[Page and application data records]
--
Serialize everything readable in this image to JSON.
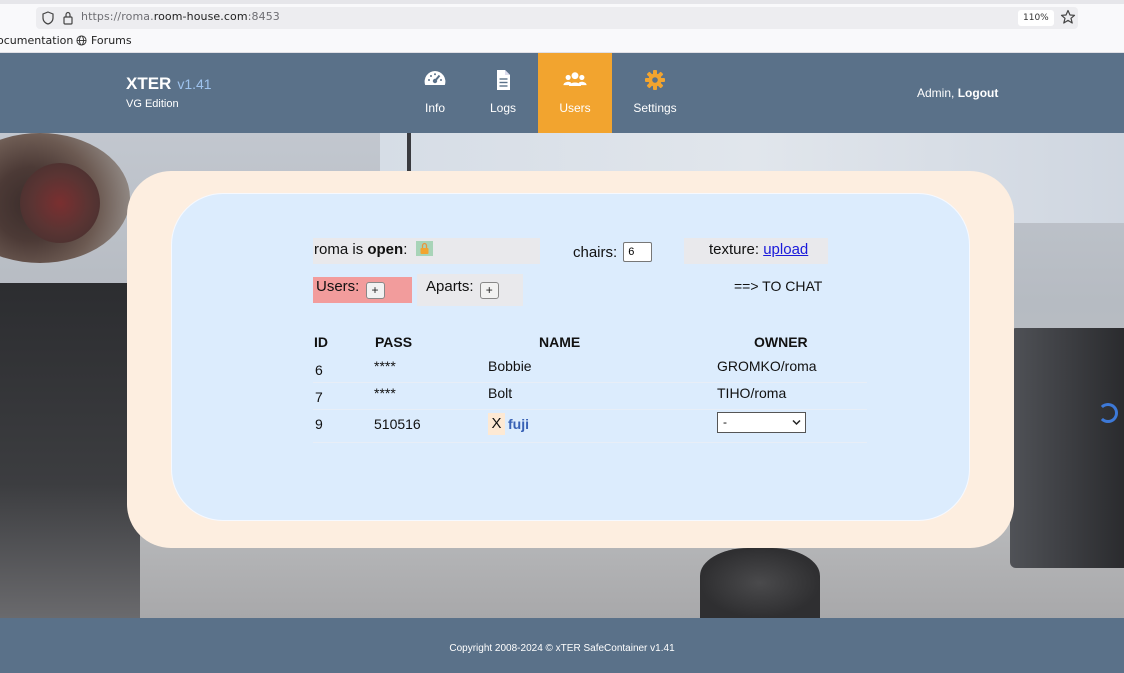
{
  "browser": {
    "url_prefix": "https://roma.",
    "url_domain": "room-house.com",
    "url_port": ":8453",
    "zoom": "110%",
    "bookmarks": [
      "ocumentation",
      "Forums"
    ]
  },
  "header": {
    "brand": "XTER",
    "version": "v1.41",
    "edition": "VG Edition",
    "nav": [
      {
        "label": "Info",
        "icon": "dashboard-gauge-icon"
      },
      {
        "label": "Logs",
        "icon": "document-icon"
      },
      {
        "label": "Users",
        "icon": "users-icon",
        "active": true
      },
      {
        "label": "Settings",
        "icon": "gear-icon"
      }
    ],
    "user_name": "Admin,",
    "logout_label": "Logout"
  },
  "room": {
    "name": "roma",
    "is_label": " is ",
    "state": "open",
    "colon": ":",
    "chairs_label": "chairs:",
    "chairs_value": "6",
    "texture_label": "texture: ",
    "texture_link": "upload",
    "users_label": "Users:",
    "aparts_label": "Aparts:",
    "plus": "+",
    "to_chat": "==> TO CHAT"
  },
  "table": {
    "headers": {
      "id": "ID",
      "pass": "PASS",
      "name": "NAME",
      "owner": "OWNER"
    },
    "rows": [
      {
        "id": "6",
        "pass": "****",
        "name": "Bobbie",
        "owner": "GROMKO/roma"
      },
      {
        "id": "7",
        "pass": "****",
        "name": "Bolt",
        "owner": "TIHO/roma"
      },
      {
        "id": "9",
        "pass": "510516",
        "delete": "X",
        "name": "fuji",
        "owner_select": "-"
      }
    ]
  },
  "footer": {
    "copyright": "Copyright 2008-2024 © xTER SafeContainer v1.41"
  },
  "colors": {
    "header_bg": "#5a7189",
    "active_nav": "#f2a42f",
    "outer_card": "#fdeee0",
    "inner_card": "#dcecfd",
    "users_box": "#f29c9c",
    "link": "#1a1adb",
    "name_link": "#3861b5"
  }
}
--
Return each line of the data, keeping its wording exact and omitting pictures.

Serialize everything readable in this image to JSON.
{
  "browser": {
    "url_prefix": "https://roma.",
    "url_domain": "room-house.com",
    "url_port": ":8453",
    "zoom": "110%",
    "bookmarks": [
      "ocumentation",
      "Forums"
    ]
  },
  "header": {
    "brand": "XTER",
    "version": "v1.41",
    "edition": "VG Edition",
    "nav": [
      {
        "label": "Info",
        "icon": "dashboard-gauge-icon"
      },
      {
        "label": "Logs",
        "icon": "document-icon"
      },
      {
        "label": "Users",
        "icon": "users-icon",
        "active": true
      },
      {
        "label": "Settings",
        "icon": "gear-icon"
      }
    ],
    "user_name": "Admin,",
    "logout_label": "Logout"
  },
  "room": {
    "name": "roma",
    "is_label": " is ",
    "state": "open",
    "colon": ":",
    "chairs_label": "chairs:",
    "chairs_value": "6",
    "texture_label": "texture: ",
    "texture_link": "upload",
    "users_label": "Users:",
    "aparts_label": "Aparts:",
    "plus": "+",
    "to_chat": "==> TO CHAT"
  },
  "table": {
    "headers": {
      "id": "ID",
      "pass": "PASS",
      "name": "NAME",
      "owner": "OWNER"
    },
    "rows": [
      {
        "id": "6",
        "pass": "****",
        "name": "Bobbie",
        "owner": "GROMKO/roma"
      },
      {
        "id": "7",
        "pass": "****",
        "name": "Bolt",
        "owner": "TIHO/roma"
      },
      {
        "id": "9",
        "pass": "510516",
        "delete": "X",
        "name": "fuji",
        "owner_select": "-"
      }
    ]
  },
  "footer": {
    "copyright": "Copyright 2008-2024 © xTER SafeContainer v1.41"
  },
  "colors": {
    "header_bg": "#5a7189",
    "active_nav": "#f2a42f",
    "outer_card": "#fdeee0",
    "inner_card": "#dcecfd",
    "users_box": "#f29c9c",
    "link": "#1a1adb",
    "name_link": "#3861b5"
  }
}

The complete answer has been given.